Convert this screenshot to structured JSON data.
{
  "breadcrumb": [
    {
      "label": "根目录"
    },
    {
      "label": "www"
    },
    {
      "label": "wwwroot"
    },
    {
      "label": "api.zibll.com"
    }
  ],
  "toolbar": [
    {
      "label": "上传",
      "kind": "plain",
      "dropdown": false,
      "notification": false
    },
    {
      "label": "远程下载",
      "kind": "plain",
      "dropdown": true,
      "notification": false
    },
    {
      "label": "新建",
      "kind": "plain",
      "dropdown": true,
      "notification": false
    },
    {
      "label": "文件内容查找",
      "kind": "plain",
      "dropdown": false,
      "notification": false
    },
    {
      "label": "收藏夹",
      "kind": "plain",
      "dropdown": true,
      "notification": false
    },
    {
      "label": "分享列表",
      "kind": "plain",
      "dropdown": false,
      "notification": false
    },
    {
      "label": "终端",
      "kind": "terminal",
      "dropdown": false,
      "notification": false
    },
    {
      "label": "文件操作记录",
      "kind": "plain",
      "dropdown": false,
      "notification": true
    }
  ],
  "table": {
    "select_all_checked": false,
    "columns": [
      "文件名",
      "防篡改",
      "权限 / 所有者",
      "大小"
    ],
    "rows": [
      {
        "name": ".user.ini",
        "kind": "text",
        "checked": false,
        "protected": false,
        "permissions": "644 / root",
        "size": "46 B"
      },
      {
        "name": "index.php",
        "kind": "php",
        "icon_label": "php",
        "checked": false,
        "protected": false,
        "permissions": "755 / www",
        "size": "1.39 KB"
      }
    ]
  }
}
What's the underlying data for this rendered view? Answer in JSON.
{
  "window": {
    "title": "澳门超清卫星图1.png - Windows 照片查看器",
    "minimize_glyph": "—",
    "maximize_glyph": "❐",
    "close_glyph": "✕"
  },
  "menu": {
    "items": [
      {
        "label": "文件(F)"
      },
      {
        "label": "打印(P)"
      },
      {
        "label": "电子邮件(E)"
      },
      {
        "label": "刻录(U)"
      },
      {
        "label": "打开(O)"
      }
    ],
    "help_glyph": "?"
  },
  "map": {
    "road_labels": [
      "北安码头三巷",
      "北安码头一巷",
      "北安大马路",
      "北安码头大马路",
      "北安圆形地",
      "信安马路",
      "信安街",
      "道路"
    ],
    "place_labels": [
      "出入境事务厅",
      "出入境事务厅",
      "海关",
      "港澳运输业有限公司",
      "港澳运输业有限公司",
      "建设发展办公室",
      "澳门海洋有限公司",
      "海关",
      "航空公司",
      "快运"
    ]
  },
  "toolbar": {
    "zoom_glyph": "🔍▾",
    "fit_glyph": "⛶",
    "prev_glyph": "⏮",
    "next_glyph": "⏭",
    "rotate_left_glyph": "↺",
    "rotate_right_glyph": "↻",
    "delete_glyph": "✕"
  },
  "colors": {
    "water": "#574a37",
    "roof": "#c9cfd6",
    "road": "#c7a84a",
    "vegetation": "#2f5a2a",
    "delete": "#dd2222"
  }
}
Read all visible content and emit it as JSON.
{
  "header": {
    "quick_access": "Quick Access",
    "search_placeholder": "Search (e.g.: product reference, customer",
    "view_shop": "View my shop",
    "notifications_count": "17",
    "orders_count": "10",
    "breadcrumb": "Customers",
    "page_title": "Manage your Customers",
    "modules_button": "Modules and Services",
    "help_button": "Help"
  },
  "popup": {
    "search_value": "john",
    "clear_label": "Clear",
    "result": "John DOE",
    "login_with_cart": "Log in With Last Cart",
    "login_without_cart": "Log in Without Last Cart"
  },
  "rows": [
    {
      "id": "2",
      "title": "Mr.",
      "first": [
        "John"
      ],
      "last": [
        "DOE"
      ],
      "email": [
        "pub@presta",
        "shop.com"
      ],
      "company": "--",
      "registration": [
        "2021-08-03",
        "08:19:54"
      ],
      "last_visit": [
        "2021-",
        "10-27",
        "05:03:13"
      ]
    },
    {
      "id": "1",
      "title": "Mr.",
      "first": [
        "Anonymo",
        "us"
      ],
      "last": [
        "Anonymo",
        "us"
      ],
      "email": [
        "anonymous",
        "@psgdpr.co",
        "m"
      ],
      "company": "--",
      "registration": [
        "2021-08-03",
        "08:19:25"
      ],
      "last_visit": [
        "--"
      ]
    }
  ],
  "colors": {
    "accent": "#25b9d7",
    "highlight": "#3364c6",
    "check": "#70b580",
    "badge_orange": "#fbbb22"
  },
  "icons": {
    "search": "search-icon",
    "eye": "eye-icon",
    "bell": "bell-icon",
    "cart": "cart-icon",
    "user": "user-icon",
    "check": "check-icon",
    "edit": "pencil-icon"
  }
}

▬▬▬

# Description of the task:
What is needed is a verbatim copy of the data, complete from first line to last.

# Answer below:
Convert this screenshot to structured JSON data.
{
  "breadcrumb": [
    {
      "label": "根目录"
    },
    {
      "label": "www"
    },
    {
      "label": "wwwroot"
    },
    {
      "label": "api.zibll.com"
    }
  ],
  "toolbar": [
    {
      "label": "上传",
      "kind": "plain",
      "dropdown": false,
      "notification": false
    },
    {
      "label": "远程下载",
      "kind": "plain",
      "dropdown": true,
      "notification": false
    },
    {
      "label": "新建",
      "kind": "plain",
      "dropdown": true,
      "notification": false
    },
    {
      "label": "文件内容查找",
      "kind": "plain",
      "dropdown": false,
      "notification": false
    },
    {
      "label": "收藏夹",
      "kind": "plain",
      "dropdown": true,
      "notification": false
    },
    {
      "label": "分享列表",
      "kind": "plain",
      "dropdown": false,
      "notification": false
    },
    {
      "label": "终端",
      "kind": "terminal",
      "dropdown": false,
      "notification": false
    },
    {
      "label": "文件操作记录",
      "kind": "plain",
      "dropdown": false,
      "notification": true
    }
  ],
  "table": {
    "select_all_checked": false,
    "columns": [
      "文件名",
      "防篡改",
      "权限 / 所有者",
      "大小"
    ],
    "rows": [
      {
        "name": ".user.ini",
        "kind": "text",
        "checked": false,
        "protected": false,
        "permissions": "644 / root",
        "size": "46 B"
      },
      {
        "name": "index.php",
        "kind": "php",
        "icon_label": "php",
        "checked": false,
        "protected": false,
        "permissions": "755 / www",
        "size": "1.39 KB"
      }
    ]
  }
}
What's the underlying data for this rendered view? Answer in JSON.
{
  "window": {
    "title": "澳门超清卫星图1.png - Windows 照片查看器",
    "minimize_glyph": "—",
    "maximize_glyph": "❐",
    "close_glyph": "✕"
  },
  "menu": {
    "items": [
      {
        "label": "文件(F)"
      },
      {
        "label": "打印(P)"
      },
      {
        "label": "电子邮件(E)"
      },
      {
        "label": "刻录(U)"
      },
      {
        "label": "打开(O)"
      }
    ],
    "help_glyph": "?"
  },
  "map": {
    "road_labels": [
      "北安码头三巷",
      "北安码头一巷",
      "北安大马路",
      "北安码头大马路",
      "北安圆形地",
      "信安马路",
      "信安街",
      "道路"
    ],
    "place_labels": [
      "出入境事务厅",
      "出入境事务厅",
      "海关",
      "港澳运输业有限公司",
      "港澳运输业有限公司",
      "建设发展办公室",
      "澳门海洋有限公司",
      "海关",
      "航空公司",
      "快运"
    ]
  },
  "toolbar": {
    "zoom_glyph": "🔍▾",
    "fit_glyph": "⛶",
    "prev_glyph": "⏮",
    "next_glyph": "⏭",
    "rotate_left_glyph": "↺",
    "rotate_right_glyph": "↻",
    "delete_glyph": "✕"
  },
  "colors": {
    "water": "#574a37",
    "roof": "#c9cfd6",
    "road": "#c7a84a",
    "vegetation": "#2f5a2a",
    "delete": "#dd2222"
  }
}
Read all visible content and emit it as JSON.
{
  "header": {
    "quick_access": "Quick Access",
    "search_placeholder": "Search (e.g.: product reference, customer",
    "view_shop": "View my shop",
    "notifications_count": "17",
    "orders_count": "10",
    "breadcrumb": "Customers",
    "page_title": "Manage your Customers",
    "modules_button": "Modules and Services",
    "help_button": "Help"
  },
  "popup": {
    "search_value": "john",
    "clear_label": "Clear",
    "result": "John DOE",
    "login_with_cart": "Log in With Last Cart",
    "login_without_cart": "Log in Without Last Cart"
  },
  "rows": [
    {
      "id": "2",
      "title": "Mr.",
      "first": [
        "John"
      ],
      "last": [
        "DOE"
      ],
      "email": [
        "pub@presta",
        "shop.com"
      ],
      "company": "--",
      "registration": [
        "2021-08-03",
        "08:19:54"
      ],
      "last_visit": [
        "2021-",
        "10-27",
        "05:03:13"
      ]
    },
    {
      "id": "1",
      "title": "Mr.",
      "first": [
        "Anonymo",
        "us"
      ],
      "last": [
        "Anonymo",
        "us"
      ],
      "email": [
        "anonymous",
        "@psgdpr.co",
        "m"
      ],
      "company": "--",
      "registration": [
        "2021-08-03",
        "08:19:25"
      ],
      "last_visit": [
        "--"
      ]
    }
  ],
  "colors": {
    "accent": "#25b9d7",
    "highlight": "#3364c6",
    "check": "#70b580",
    "badge_orange": "#fbbb22"
  },
  "icons": {
    "search": "search-icon",
    "eye": "eye-icon",
    "bell": "bell-icon",
    "cart": "cart-icon",
    "user": "user-icon",
    "check": "check-icon",
    "edit": "pencil-icon"
  }
}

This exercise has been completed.